• _Data supplied_
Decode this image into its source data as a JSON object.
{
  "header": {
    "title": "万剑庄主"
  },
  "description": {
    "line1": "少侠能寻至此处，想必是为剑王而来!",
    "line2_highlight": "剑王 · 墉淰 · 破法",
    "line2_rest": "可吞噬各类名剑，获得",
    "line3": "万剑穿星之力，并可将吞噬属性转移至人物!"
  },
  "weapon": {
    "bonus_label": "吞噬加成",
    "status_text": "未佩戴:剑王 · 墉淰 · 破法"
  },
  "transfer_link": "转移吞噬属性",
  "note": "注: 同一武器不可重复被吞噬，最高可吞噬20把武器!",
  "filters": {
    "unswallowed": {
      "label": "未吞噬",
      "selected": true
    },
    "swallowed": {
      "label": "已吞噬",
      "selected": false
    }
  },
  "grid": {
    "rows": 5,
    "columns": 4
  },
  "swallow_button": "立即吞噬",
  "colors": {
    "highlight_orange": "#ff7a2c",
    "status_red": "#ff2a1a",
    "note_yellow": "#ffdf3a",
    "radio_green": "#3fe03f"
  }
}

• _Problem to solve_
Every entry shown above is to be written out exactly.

• _Response box_
Decode this image into its source data as a JSON object.
{
  "header": {
    "title": "万剑庄主"
  },
  "description": {
    "line1": "少侠能寻至此处，想必是为剑王而来!",
    "line2_highlight": "剑王 · 墉淰 · 破法",
    "line2_rest": "可吞噬各类名剑，获得",
    "line3": "万剑穿星之力，并可将吞噬属性转移至人物!"
  },
  "weapon": {
    "bonus_label": "吞噬加成",
    "status_text": "未佩戴:剑王 · 墉淰 · 破法"
  },
  "transfer_link": "转移吞噬属性",
  "note": "注: 同一武器不可重复被吞噬，最高可吞噬20把武器!",
  "filters": {
    "unswallowed": {
      "label": "未吞噬",
      "selected": true
    },
    "swallowed": {
      "label": "已吞噬",
      "selected": false
    }
  },
  "grid": {
    "rows": 5,
    "columns": 4
  },
  "swallow_button": "立即吞噬",
  "colors": {
    "highlight_orange": "#ff7a2c",
    "status_red": "#ff2a1a",
    "note_yellow": "#ffdf3a",
    "radio_green": "#3fe03f"
  }
}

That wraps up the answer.